What is measles?
Measles is an infectious viral illness that can occur at any age but mainly affects children.
It’s highly contagious and is spread through droplets when someone with the infection coughs or sneezes or by touching a surface contaminated by these droplets.
What are the symptoms of measles?
It takes about 10 days to develop symptoms after being exposed and catching measles. You are infectious to others from 4 days before the measles rash starts to 4 days after.
The most common early symptoms of measles are:
Sore or watering eyes
Sensitivity to light
Aches and pains
Loss of appetite
Small grey or white spots inside your mouth called koplik spots
A few days later measles rash with red or brown spots that are usually flat will develop. The little spots can join together to form larger, blotchy patches. This appears typically on the head and face first before spreading to involve the rest of the body.

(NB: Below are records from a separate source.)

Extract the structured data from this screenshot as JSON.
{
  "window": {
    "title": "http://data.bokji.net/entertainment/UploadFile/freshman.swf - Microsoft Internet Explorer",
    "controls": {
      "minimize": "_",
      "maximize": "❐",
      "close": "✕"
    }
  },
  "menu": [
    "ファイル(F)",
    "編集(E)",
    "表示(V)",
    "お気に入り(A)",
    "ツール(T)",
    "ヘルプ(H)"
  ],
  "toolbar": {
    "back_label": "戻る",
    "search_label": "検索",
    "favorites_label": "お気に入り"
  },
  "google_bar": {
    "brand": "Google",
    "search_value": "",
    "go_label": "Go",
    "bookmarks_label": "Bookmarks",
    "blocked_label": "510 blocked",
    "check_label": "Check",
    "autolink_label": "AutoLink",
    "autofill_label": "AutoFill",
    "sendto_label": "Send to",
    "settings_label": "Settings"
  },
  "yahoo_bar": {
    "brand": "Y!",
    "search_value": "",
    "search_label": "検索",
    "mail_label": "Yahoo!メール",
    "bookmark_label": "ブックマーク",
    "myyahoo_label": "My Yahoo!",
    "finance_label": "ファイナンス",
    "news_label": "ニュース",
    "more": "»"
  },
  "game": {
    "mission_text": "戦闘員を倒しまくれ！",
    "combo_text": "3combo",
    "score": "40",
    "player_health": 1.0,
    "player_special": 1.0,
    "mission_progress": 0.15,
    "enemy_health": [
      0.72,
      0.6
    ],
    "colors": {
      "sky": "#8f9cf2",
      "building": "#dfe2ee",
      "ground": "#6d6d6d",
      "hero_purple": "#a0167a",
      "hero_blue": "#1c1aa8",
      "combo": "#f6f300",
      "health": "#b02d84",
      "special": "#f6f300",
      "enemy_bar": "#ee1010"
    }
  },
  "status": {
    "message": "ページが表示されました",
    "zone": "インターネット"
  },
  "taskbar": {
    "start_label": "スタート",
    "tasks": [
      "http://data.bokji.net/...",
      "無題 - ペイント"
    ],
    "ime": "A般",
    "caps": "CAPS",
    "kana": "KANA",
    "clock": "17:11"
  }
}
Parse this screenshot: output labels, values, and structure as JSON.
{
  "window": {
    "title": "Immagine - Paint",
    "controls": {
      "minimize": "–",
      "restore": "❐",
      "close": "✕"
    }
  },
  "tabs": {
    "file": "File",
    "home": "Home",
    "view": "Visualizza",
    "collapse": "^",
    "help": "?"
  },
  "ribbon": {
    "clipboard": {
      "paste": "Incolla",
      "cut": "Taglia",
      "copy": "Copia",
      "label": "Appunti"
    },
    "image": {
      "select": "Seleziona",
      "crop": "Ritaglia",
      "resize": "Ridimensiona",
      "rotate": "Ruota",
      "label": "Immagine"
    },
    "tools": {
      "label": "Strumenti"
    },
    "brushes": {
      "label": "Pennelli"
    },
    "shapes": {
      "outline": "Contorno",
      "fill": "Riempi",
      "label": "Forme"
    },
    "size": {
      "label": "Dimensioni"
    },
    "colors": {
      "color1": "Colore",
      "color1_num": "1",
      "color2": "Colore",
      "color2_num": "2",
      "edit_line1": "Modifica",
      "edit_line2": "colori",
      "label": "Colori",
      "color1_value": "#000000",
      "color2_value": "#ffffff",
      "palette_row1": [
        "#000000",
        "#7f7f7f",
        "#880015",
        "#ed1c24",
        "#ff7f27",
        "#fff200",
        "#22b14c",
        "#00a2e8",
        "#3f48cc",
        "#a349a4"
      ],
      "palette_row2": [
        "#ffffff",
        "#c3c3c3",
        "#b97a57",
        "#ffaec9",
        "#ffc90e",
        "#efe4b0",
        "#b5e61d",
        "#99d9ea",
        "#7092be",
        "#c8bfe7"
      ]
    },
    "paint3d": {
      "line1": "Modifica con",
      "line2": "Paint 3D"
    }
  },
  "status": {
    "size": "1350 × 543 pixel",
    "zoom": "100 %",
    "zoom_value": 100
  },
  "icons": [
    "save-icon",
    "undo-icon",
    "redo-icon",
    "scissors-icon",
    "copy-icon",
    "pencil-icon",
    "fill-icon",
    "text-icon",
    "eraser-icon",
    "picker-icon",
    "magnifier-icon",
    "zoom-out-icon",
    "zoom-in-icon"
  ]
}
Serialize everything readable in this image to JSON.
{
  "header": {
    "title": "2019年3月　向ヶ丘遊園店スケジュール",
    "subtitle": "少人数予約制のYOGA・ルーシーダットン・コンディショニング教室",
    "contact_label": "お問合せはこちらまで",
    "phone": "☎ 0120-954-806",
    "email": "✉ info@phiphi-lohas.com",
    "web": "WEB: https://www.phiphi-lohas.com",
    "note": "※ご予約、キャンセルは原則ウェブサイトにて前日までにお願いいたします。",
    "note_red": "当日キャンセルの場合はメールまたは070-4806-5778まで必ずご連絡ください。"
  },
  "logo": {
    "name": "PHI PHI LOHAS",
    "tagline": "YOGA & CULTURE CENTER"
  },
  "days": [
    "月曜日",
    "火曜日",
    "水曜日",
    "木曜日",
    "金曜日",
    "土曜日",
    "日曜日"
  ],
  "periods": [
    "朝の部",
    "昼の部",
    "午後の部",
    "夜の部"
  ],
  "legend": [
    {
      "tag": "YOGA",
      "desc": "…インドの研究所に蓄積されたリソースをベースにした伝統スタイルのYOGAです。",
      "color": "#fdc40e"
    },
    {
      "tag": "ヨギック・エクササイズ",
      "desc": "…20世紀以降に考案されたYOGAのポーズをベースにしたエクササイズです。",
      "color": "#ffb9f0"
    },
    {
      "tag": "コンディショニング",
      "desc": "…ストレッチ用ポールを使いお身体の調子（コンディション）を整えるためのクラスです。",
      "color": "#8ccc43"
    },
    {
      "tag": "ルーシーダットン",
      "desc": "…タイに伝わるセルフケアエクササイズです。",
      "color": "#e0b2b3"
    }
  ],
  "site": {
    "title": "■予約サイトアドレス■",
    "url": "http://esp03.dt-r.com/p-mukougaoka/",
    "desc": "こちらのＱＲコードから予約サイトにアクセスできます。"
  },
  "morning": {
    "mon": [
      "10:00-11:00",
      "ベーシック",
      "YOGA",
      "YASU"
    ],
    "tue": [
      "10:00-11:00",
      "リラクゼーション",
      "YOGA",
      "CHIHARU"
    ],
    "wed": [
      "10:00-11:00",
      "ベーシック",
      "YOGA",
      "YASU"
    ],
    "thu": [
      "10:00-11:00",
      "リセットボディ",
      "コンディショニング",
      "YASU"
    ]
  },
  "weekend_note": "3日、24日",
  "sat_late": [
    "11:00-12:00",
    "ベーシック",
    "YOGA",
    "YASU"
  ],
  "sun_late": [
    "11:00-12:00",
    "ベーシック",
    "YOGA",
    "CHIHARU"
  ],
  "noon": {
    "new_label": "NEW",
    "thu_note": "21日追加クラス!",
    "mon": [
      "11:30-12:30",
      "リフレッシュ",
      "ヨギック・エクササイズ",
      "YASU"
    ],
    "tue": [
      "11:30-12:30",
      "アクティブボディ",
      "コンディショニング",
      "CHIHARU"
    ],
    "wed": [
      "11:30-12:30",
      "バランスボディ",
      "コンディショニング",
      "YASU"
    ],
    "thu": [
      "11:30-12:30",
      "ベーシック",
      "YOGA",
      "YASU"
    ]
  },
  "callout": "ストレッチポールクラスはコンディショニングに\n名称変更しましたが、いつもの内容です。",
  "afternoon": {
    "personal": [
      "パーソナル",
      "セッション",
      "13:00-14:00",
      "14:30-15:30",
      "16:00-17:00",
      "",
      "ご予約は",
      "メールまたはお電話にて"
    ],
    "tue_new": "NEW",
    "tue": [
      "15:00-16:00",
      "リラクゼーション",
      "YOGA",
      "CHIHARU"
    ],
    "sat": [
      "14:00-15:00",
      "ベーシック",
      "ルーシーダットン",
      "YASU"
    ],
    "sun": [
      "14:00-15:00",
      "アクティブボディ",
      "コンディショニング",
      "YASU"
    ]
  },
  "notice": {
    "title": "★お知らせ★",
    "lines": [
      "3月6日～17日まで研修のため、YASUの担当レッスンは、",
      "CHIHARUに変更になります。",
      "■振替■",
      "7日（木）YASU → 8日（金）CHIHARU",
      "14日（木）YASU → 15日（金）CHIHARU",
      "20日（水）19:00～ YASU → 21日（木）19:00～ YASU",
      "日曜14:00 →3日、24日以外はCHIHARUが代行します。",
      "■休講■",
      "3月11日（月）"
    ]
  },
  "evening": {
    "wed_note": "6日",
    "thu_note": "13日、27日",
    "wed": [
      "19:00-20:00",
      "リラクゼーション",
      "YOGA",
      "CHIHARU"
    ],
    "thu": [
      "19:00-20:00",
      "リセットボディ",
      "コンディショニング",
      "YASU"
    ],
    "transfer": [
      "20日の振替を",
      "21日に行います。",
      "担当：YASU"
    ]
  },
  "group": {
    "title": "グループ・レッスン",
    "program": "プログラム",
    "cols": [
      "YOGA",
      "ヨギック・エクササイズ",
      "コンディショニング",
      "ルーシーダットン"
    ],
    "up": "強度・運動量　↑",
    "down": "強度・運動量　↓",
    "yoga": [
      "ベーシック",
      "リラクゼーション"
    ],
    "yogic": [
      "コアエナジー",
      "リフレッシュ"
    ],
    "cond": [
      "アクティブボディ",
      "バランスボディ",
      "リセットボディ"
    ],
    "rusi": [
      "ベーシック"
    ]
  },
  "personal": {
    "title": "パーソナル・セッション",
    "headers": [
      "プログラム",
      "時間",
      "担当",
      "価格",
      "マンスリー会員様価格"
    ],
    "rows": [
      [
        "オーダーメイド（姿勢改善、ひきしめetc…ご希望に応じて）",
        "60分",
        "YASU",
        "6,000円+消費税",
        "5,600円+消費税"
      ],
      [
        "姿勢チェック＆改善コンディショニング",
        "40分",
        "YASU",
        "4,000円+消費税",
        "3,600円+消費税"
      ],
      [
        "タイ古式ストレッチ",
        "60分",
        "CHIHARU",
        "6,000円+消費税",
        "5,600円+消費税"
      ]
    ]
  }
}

The rash generally resolves after 6 days.
How can I prevent measles?
To reduce the risk of catching measles:
Wash your hands regularly with soap and water
Don’t share towels, toys, cutlery, drinks or food etc. with someone who has symptoms
Clean surfaces regularly
Always sneeze or cough into a tissue and immediately throw it into a bin
You’ll need to stay off work or school until after the rash has been present for at least 4 days to prevent spreading measles.
The measles, mumps and rubella (MMR) vaccine is given to children at the age of 1, with a second booster at 3 years and 4 months old. Adults and older children can also request to be vaccinated if they haven’t had it before.
This vaccine effectively prevents measles, but the number of children not being vaccinated in the UK has risen, leading to a resurgence in measles cases.
In the past, concerns were raised about a link between the MMR vaccine and autism. But numerous studies have investigated this and found no connection between the two.
How is measles diagnosed?
If you think that you or your child has measles, contact the doctor before visiting the surgery in person, as you may need to make specific arrangements to avoid the risk of spreading the infection.
The doctor will usually diagnose measles by examining the rash and may also take a saliva test to confirm the diagnosis.
How is measles treated?
Measles is caused by a virus, so it will generally get better with time and without any specific treatment. Antibiotics aren’t needed and won’t help to improve the symptoms. Most people recover from measles on their own within 7 to 10 days.
While recovering from measles, try to ensure you or your child:
Drink plenty of fluids (water is best)
Get a good amount of sleep and rest
Eat nutritious meals
Use paracetamol and/or ibuprofen to ease pain or temperature
Most people only have measles once, as the body generates immunity after recovering from the virus.
What are the complications of measles?
In some cases, measles can cause severe complications such as pneumonia or inflammation around the brain.
In these cases, urgent hospital treatment is required. It’s important to monitor children under the age of 1 closely as they are more likely to suffer complications from measles.
When should I speak to a doctor?
If you’ve been in close contact with someone who has measles, it’s essential to see a doctor if:
You haven’t had measles before
You haven’t been fully vaccinated
You are pregnant
Your immune system is weakened
You should also see a doctor if:
Your symptoms don’t start to improve within 7 days
You feel very unwell, particularly if you have any breathing difficulties, chest pain, develop a severe headache, confusion or drowsiness
If your child is sick with measles, see a GP if they:
Are under 3 months of age and have a temperature above 38°C
Are 3 to 6 months old and have a temperature above 39°C
Are over 6 months old and develop a high temperature that doesn’t reduce with paracetamol/ibuprofen
Have had a temperature every day for more than 5 days
Are breathing faster than normal, or you notice the skin in between their ribs drawing in on each breath
Are lethargic or fatigued
Stop passing urine regularly
Stop eating or are taking less than 50% of their regular milk intake
Don’t seem their usual self, and you’re worried for any other reason
- Reviewed by:
- Dr Bryony Henderson, Lead GP at Livi